The New Yorker App Success
The New Yorker has succeeded where others have failed. The Atlantic Wire reports the journal has grossed one million dollars from the sale of its iPad app. An update on their subscription numbers:
75,000 of the subscriptions are print subscribers given the option of an iPad subscription. The other 20,000 are new subscribers who paid $59.99 for a subscription from the iTunes store. “Several thousand” people, on average, also buy the digital magazine for $4.99 a week.
While I’m sure tens of thousands of those 75,000 aren’t using the iPad app (I’m not, but only because I don’t have an iPad), those are still strong numbers coming from new subscribers. Where the brand-new The Daily has seemingly bombed, the venerable New Yorker has succeeded. Instead of heavy, cumbersome daily issues with a mess of graphic design, videos, photo galleries, and interactive content, the New Yorker has listened to sound reading advice:
“There are some bells and whistles, but we’re very careful about that. We think about whether or not they add any value. And if they don’t, out the window they go,” said deputy editor Pamela Maffei McCarthy.
As others have written extensively before, reading on the iPad is actually best when handled by a dedicated RSS feed or read-later app. Shawn Blanc’s Reading on the iPad covers the gamut of why this is important. Basically:
Instead of trying to find that spot between print and iOS, they should leave the historical traditions of print design altogether. Instead of leaning on the perceived value of a physical printed periodical they should look to the iPad’s new value of delight, ubiquity, and instantaneous digital access. Moreover, they need to find better ways to bring their articles to their iPad readership. Magazines need to cater their layout design and interaction design to the iPad rather than attempting to fit the iPad around their previous print-tested designs.

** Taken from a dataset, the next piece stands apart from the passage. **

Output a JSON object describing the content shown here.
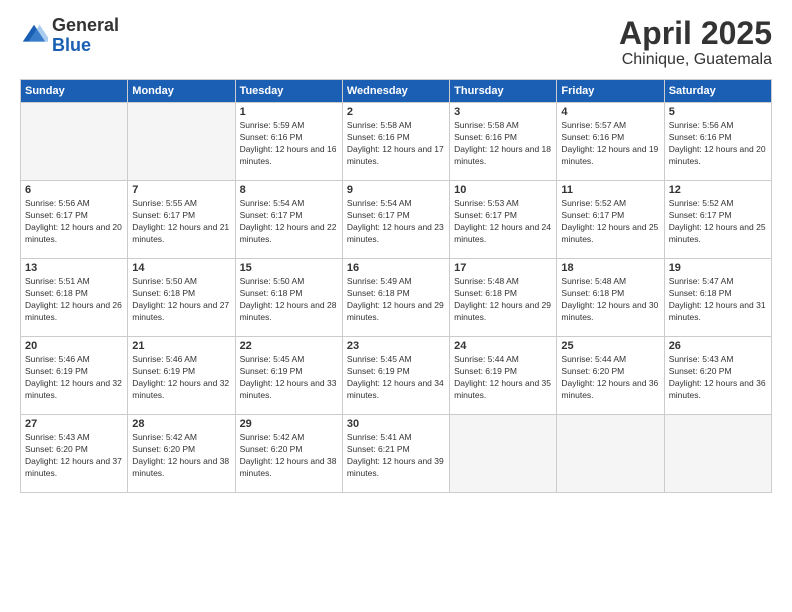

The New Yorker app has had criticisms in the past (notably by the New York Times’ ex editor and design expert, Khoi Vinh), most pointing to its overly complex Flash-descendant system of flicking through text “images.” It does seem like Conde Nast (New Yorker’s publisher) is moving in the right direction, though. Combining the print subscription with free access to the digital subscription is promising — if they have the option to turn off print subscriptions in the future, they’ve achieved a glorious thing: reducing the manufacturing and distribution costs of a print version while retaining digital subscribers at the same pricing.
If the New Yorker continues to refine its iPad app experience, ensuring that excessive features are removed to optimize the reading experience, they have a winning formula. Transitioning to a mobilized website, however, isn’t the answer — as Khoi Vinh has proposed in the past. The New Yorker has a lockdown on accessing content via its website; in fact, the journal may have the most successful implementation of a pay wall on the Internet. If it continues to present accessibility challenges to its content but offers flexible, attractively priced solutions as license to read, both its print and digital subscriptions will continue to sustain journalistic value into the future.